More bird flu vaccination success

Slow but steady progress is being made in vaccinating poultry against avian influenza (bird flu).

Earlier this year, France reported on a successful pilot campaign to vaccinate millions of ducks. This is the first large-scale vaccination programme tried anywhere in the world, and vaccination has yet to be implemented in any commercial chicken operations.

Now Reuters reports that the Dutch government has announced that two vaccines tested by the Wageningen veterinary research centre have proved effective against highly infectious bird flu in a first experiment conducted under a controlled environment.

“Not only did the vaccines give poultry used in the lab protection against disease symptoms but they also countered the spreading of the bird flu,” the government said in a statement.

One vaccine was produced by France’s Ceva Animal Health and the other by Germany’s Boehringer Ingelheim, an official document on the Dutch government website showed.

Bird flu has been spreading around the world in the past year, killing more than 200 million birds – and six million in the Netherlands alone – sending egg prices rocketing and raising concern among governments about human transmission.

Some countries, including China, already vaccinate against bird flu and as the virus seems to have become endemic, a number of other governments that initially opposed vaccines are now reconsidering. Their opposition centred on fears a vaccine could mask the spread of bird flu but tests indicate it would not be the case with the two vaccines tested in the Netherlands.

As part of a European programme, the Netherlands has been testing bird flu vaccines for egg-laying hens while France is carrying out tests on ducks, Italy on turkeys and Hungary on Pekin ducks.
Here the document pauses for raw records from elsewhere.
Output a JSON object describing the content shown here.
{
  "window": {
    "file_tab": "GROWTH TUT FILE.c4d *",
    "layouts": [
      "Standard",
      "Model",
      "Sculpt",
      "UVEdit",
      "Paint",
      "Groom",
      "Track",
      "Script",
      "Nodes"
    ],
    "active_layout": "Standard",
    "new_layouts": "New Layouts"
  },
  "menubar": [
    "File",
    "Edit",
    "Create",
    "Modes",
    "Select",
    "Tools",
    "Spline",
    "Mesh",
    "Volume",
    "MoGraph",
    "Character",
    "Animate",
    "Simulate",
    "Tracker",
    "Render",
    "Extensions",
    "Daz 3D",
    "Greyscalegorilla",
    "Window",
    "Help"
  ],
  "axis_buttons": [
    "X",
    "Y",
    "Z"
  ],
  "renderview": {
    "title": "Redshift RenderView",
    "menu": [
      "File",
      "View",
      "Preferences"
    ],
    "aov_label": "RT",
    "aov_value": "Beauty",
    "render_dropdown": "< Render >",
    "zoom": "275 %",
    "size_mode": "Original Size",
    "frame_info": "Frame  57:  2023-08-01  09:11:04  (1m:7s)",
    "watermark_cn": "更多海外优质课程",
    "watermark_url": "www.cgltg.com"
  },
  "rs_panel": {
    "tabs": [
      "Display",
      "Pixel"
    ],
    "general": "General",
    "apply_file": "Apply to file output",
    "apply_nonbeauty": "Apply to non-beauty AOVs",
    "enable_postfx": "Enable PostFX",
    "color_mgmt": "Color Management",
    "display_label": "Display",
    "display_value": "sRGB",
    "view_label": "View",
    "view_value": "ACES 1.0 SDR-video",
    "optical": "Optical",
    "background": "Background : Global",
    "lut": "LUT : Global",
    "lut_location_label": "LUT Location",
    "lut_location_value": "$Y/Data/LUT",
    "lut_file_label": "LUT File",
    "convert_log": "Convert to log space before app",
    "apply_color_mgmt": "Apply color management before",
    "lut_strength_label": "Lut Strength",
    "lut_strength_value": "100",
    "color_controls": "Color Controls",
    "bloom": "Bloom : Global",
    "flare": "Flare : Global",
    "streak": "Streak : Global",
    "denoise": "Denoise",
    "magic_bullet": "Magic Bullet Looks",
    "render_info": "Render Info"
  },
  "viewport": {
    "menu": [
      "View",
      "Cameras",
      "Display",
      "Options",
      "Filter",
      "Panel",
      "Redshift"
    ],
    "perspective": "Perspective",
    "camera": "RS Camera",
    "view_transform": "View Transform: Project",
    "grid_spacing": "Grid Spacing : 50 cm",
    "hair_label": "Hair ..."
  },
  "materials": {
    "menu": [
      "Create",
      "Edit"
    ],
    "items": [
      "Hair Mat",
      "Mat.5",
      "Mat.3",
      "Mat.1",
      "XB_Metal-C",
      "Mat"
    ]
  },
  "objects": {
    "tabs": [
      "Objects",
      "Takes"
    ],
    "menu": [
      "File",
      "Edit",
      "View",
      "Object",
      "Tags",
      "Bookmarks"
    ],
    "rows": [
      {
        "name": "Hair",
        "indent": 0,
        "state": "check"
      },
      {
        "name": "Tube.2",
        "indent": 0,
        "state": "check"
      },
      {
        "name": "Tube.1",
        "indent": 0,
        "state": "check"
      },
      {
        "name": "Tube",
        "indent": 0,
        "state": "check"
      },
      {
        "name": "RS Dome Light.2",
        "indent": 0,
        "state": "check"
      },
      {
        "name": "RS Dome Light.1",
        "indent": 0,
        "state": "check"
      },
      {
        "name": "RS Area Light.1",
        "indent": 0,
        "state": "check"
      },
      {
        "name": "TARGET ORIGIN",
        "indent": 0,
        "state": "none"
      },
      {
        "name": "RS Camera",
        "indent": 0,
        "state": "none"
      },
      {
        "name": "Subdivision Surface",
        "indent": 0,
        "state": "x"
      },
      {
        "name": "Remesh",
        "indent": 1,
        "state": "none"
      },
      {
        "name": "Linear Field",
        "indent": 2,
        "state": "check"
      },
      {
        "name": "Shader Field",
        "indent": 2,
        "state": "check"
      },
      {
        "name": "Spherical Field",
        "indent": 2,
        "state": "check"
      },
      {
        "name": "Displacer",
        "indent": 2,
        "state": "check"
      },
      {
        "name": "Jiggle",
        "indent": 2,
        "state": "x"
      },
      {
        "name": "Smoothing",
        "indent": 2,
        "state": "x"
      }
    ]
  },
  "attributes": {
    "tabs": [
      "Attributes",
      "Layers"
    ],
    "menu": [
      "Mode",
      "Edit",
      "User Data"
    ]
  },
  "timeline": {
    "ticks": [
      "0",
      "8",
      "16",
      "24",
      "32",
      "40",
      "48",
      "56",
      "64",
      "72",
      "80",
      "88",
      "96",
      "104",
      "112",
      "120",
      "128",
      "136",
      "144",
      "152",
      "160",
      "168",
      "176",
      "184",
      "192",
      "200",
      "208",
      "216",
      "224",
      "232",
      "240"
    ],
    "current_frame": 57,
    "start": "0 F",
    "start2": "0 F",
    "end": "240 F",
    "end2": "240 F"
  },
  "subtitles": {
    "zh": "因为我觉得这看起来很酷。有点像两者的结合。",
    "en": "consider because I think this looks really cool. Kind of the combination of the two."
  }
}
A field trial will be launched in the Netherlands to see whether the vaccines that work in a laboratory setting are also effective if applied in wider conditions. The trial should take more than a year to give an idea of how long chickens are still immune after vaccination.

In South Africa the SA Poultry Association (SAPA) has appealed to the government to implement a mandatory vaccination programme to avert a potentially disastrous winter outbreak of bird flu. It has also urged an easing of the onerous conditions that must be met before producers will be permitted to vaccinate their flocks.